But before I get too far into all that, I want to start from the beginning — before I realized that I was being attacked, and even before that when I simply wanted to play.
I can’t remember a time that I was free from the bitter curses of this world. I close my eyes, and they are there. Their words have not lost their power. Their probing questions still unanswered. Their ability to hurt me, remains.
I tried in vain to fix who I was. When they made fun of the way I walked, I tried to walk differently. When they mocked the way I talked, I tried to deepen my voice, whispering to myself, “More chest, less nose!”
When they called me faggot, I would retaliate, and after growing weary of the battle, I would simply ignore them.
I longed to be someone else. To not have to carry the burden of different. It was so heavy.
I soon began to pursue perfection. Not because I wanted to, but because it was demanded of me. In my perfection, I would no longer be an embarrassment to my family. In my perfection, no one would make fun of me.

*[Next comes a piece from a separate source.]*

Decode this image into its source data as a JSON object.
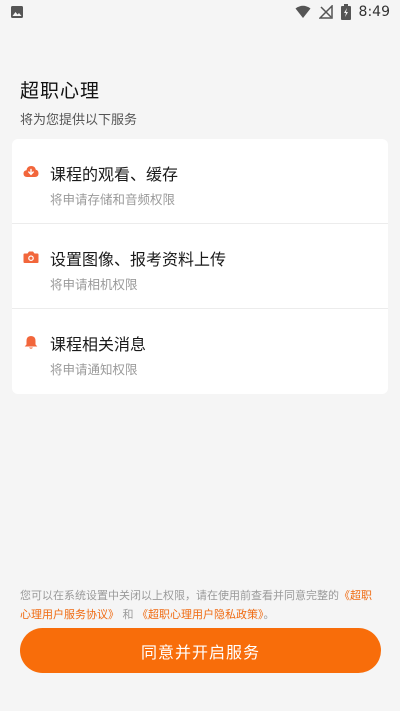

But perfection lied.
Perfection doesn’t exist.
What exists is the pain of pursuing the impossible.
What exists beyond that? The grace of God.
It was by the grace of God that I found a community. Our stories were different but the same. Little by little, God began to reveal the truths about myself. Though hard to accept, I know that who I am is okay. That I am okay. Much of this transformation in my identity is still taking place.
Knowing something is not the same as believing it.
But this is my exodus, and my shoes haven’t worn out yet.
What good things do you like about yourself?
* Photo courtesy kryshen, Creative Commons.